Objectives: Dysregulated coagulation cascade has been implicated in development of fibrosis in systemic sclerosis (SSc). Thrombin, a key mediator of the coagulation pathway, has both proinflammatory and procoagulant properties. Here, we evaluated the efficacy of oral dabigatran, a direct thrombin inhibitor, on topoisomerase I dendritic cells (TOPOIA DCs)-induced lung and skin fibrosis, an experimental model of SSc.
Methods: Mice were repeatedly immunized with TOPOIA DCs. Dabigatran was administered in food either during the onset of fibrotic (late treatment) or inflammatory (early treatment) phase.
Results: Early administration of dabigatran caused an aggravation of pulmonary fibrosis associated with signs of severe perivascular inflammation while late treatment was not protective when compared to the untreated TOPOIA DCs group. Thrombin was increased in lungs of TOPOIA DCs immunized group and, paradoxically, further augmented by administration of dabigatran to immunized mice. As in lungs, early and not late drug administration exacerbated skin fibrosis. Moreover, early dabigatran treatment induced a profibrotic and inflammatory skin gene expression signature with upregulated expression of Col5a1, Timp1, Tweakr, Vwf, Il6, Il33, Il4 and Ifng.

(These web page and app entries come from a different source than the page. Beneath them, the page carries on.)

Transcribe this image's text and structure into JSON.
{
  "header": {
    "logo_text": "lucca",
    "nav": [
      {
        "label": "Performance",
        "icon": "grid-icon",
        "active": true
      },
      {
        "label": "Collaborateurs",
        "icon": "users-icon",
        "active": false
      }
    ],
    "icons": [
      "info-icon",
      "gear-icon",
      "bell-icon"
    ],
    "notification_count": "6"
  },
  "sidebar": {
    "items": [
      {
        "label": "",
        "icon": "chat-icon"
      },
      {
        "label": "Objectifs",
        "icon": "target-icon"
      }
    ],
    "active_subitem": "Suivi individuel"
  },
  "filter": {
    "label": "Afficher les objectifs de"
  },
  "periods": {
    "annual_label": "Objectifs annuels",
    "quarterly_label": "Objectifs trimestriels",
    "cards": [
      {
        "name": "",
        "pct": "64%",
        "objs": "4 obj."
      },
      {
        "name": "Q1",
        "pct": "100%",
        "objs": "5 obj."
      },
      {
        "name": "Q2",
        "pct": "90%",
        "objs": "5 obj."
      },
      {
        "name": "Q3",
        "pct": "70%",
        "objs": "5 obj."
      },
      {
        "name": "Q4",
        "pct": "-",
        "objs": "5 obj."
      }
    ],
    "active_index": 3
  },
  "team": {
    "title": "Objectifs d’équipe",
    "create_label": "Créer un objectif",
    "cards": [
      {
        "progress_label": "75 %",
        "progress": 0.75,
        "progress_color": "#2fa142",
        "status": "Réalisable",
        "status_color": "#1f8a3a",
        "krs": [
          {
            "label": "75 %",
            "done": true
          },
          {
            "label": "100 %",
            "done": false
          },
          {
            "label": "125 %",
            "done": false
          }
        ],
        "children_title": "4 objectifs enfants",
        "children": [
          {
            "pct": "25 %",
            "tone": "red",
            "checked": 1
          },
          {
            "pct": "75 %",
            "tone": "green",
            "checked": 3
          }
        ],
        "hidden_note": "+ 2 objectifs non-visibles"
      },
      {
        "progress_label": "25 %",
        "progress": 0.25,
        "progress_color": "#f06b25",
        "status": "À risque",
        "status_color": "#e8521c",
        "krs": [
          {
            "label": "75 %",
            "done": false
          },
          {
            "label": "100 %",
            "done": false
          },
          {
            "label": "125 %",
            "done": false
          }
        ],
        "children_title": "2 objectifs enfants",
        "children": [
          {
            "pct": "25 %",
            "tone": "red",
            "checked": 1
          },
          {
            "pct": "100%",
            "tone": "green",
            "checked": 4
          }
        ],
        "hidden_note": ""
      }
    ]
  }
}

Conclusions: Dabigatran aggravated lung and skin fibrosis in a TOPOIA DCs-induced model of SSc-like disease. Therefore, our results argue against the use of dabigatran to treat patients with SSc.